The above formula solves the problem of cost of computation. We no longer need to store all the rewards and calculate all the average value.

In order to find the **(n+1)** average value **Q _{n+1}**, we just need the average value of the previous record

**Q**and the current reward

_{n}**R**.

_{n}The above formula could be explained below:

- The error in the estimate is the difference between the old estimate and the new target. When we are taking a step, the reward/Target (R
_{n}) will create a new estimate which will reduce the error. In this case the new reward**R**is the target._{n} - The size of the step is determined by the step size parameter(1/n)

Now, that we have understood the concept behind **Incremental Action Values, **let’s see how we could use it to solve a **Non-Stationary bandit Problem.**

__Non-Stationary Bandit Problem__

__Non-Stationary Bandit Problem__

This is an important problem and most of the Reinforcement problems that we will encounter will be of the form of a **Non-Stationary Bandit Problem.**

So, what exactly is this **Non-Stationary Bandit Problem?**

To understand that, let’s take the same covid-19 example with a slight bit of modification. Let’s say the Red Vaccine is more effective that the other vaccines in the summer months due to which its effectiveness has increased from 0.66 to 0.9

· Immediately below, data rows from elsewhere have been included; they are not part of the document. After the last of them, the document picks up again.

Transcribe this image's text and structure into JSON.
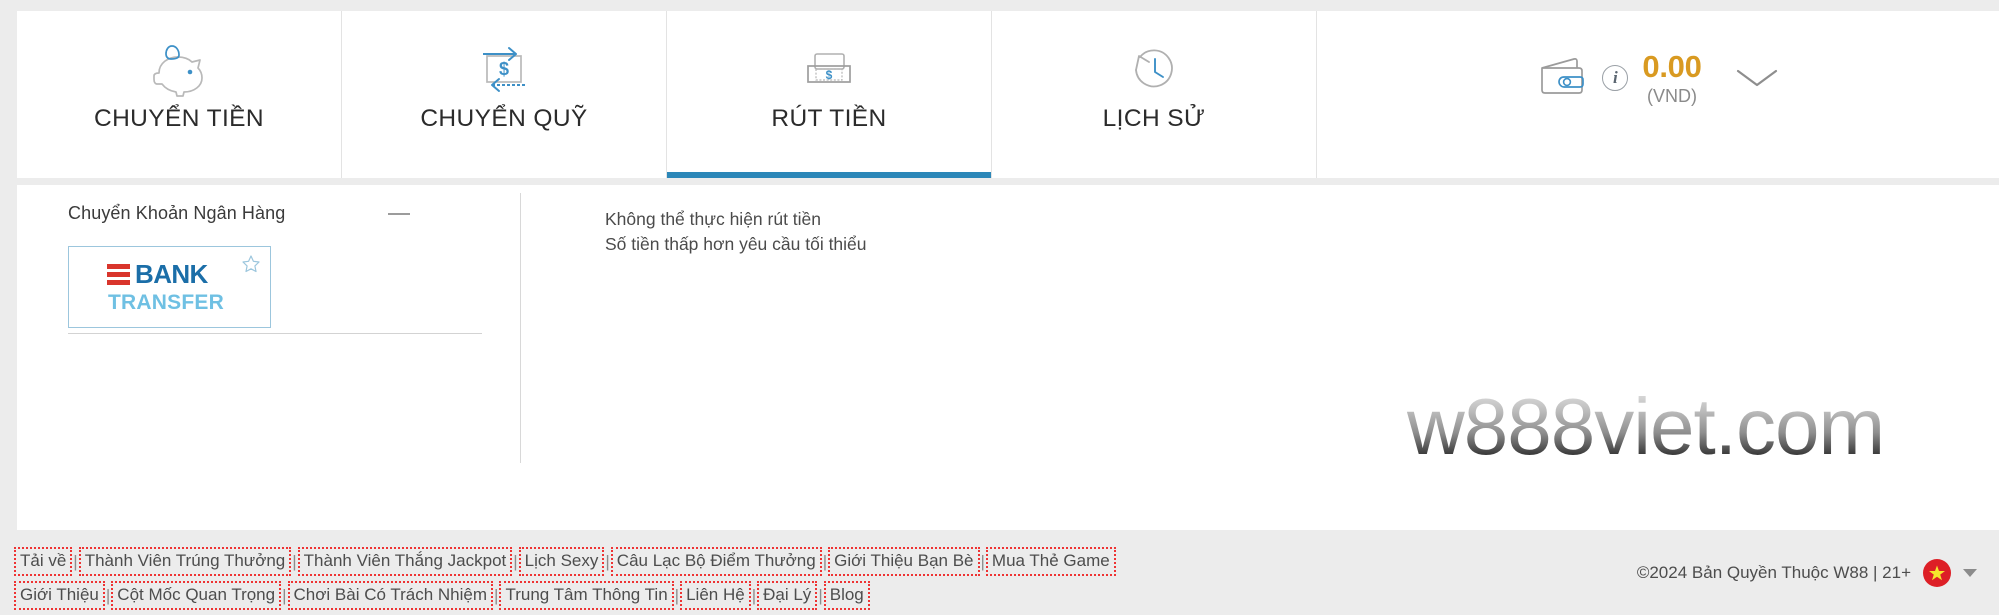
{
  "header": {
    "tabs": [
      {
        "label": "CHUYỂN TIỀN",
        "icon": "piggy-bank-icon",
        "active": false
      },
      {
        "label": "CHUYỂN QUỸ",
        "icon": "transfer-funds-icon",
        "active": false
      },
      {
        "label": "RÚT TIỀN",
        "icon": "withdraw-cash-icon",
        "active": true
      },
      {
        "label": "LỊCH SỬ",
        "icon": "history-clock-icon",
        "active": false
      }
    ],
    "wallet": {
      "icon": "wallet-icon",
      "info_icon": "info-icon",
      "balance": "0.00",
      "currency": "(VND)",
      "expand_icon": "chevron-down-icon",
      "balance_color": "#d99a21"
    },
    "active_underline_color": "#2b87b8"
  },
  "main": {
    "left_panel": {
      "title": "Chuyển Khoản Ngân Hàng",
      "collapse_icon": "minus-icon",
      "method": {
        "name": "bank-transfer-logo",
        "line1": "BANK",
        "line2": "TRANSFER",
        "favorite_icon": "star-outline-icon",
        "bar_color": "#d9352c",
        "word_color": "#1b6ea8",
        "word2_color": "#6fc0e3"
      }
    },
    "message": {
      "line1": "Không thể thực hiện rút tiền",
      "line2": "Số tiền thấp hơn yêu cầu tối thiểu"
    },
    "watermark": "w888viet.com"
  },
  "footer": {
    "links_row1": [
      "Tải về",
      "Thành Viên Trúng Thưởng",
      "Thành Viên Thắng Jackpot",
      "Lịch Sexy",
      "Câu Lạc Bộ Điểm Thưởng",
      "Giới Thiệu Bạn Bè",
      "Mua Thẻ Game"
    ],
    "links_row2": [
      "Giới Thiệu",
      "Cột Mốc Quan Trọng",
      "Chơi Bài Có Trách Nhiệm",
      "Trung Tâm Thông Tin",
      "Liên Hệ",
      "Đại Lý",
      "Blog"
    ],
    "separator": "|",
    "copyright": "©2024 Bản Quyền Thuộc W88 | 21+",
    "flag_icon": "vietnam-flag-icon",
    "language_caret_icon": "caret-down-icon",
    "link_border_color": "#ee3333"
  }
}
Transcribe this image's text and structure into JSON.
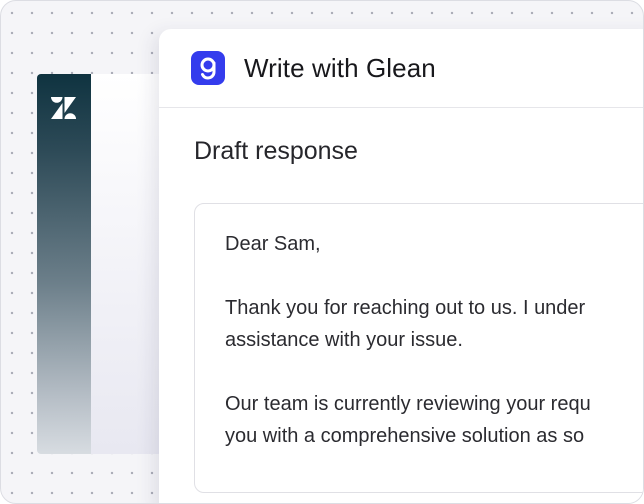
{
  "app": {
    "sidebar_icon": "zendesk-icon",
    "panel_logo_icon": "glean-icon",
    "title": "Write with Glean"
  },
  "draft": {
    "heading": "Draft response",
    "greeting": "Dear Sam,",
    "paragraph1": [
      "Thank you for reaching out to us. I under",
      "assistance with your issue."
    ],
    "paragraph2": [
      "Our team is currently reviewing your requ",
      "you with a comprehensive solution as so"
    ]
  },
  "colors": {
    "glean_brand": "#343ced",
    "zendesk_sidebar": "#0f3340",
    "text": "#2b2b30"
  }
}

This is an example of a non-stationary bandit problem where the **distribution of the rewards changes over time. **The doctor is unaware of this change in distribution of rewards but would like to get used to it.

In order to understand it we need to use a **fix step size. **This means that if the step size is constant say 0.1, then the most recent reward would affect the estimate than the older rewards.

If you see the above graph, the amount of weight the most recent reward receives is greater and this eventually goes down as the time increases. The weight fades exponentially with time.

We will derive this in the upcoming section where we see how the weight fades exponentially. To do that let’s take the below equation:

The above equation is the initial value of Q plus a weighted sum of the rewards over time. The above equation relates the current estimate of Q_{n+1} to Q_{1} and all observed rewards.

The first term **(1 – α) ^{n }Q_{1 }**says that the contribution of Q

_{1 }decreases exponentially with time.

The 2^{nd} term **α**** (1 – ****α) ^{n-i }R_{i}** says that the reward which are older in time have exponentially less contribution to the sum. The weight

**α**

**(1 –**

**α)**given to the reward

^{n-i}**R**decreases are the number of rewards increases. As a matter of fact, the weight decays exponentially according to the exponent on

_{i }**(1 –**

**α)**

These two terms taken together decreases the value of Q towards zero with more and more data. Therefore the most recent rewards contribute most to our current estimate.

**Reference** :

- Reinforcement Learning Specialization by University of Alberta
- Reinforcement Learning An Introduction second Edition by Richard S. Sutton and Andrew G. Barto
- https://www.mathworks.com/discovery/reinforcement-learning.html
- https://www.tensorflow.org/agents/tutorials/intro_bandit
- https://en.wikipedia.org/wiki/Multi-armed_bandit
- https://www.tensorflow.org/agents/tutorials/intro_bandit
- Non-Stationary Reinforcement Learning: The Blessing of (More) Optimism by Wang Chi Cheung, David Simchi-Levi, Ruihao Zhu
- https://deeplizard.com/learn/video/mo96Nqlo1L8
- Learning Exploration/Exploitation Strategies for Single Trajectory Reinforcement Learning,
; Proceedings of the Tenth European Workshop on Reinforcement Learning, PMLR 24:1-10, 2013.*Michael Castronovo, Francis Maes, Raphael Fonteneau, Damien Ernst*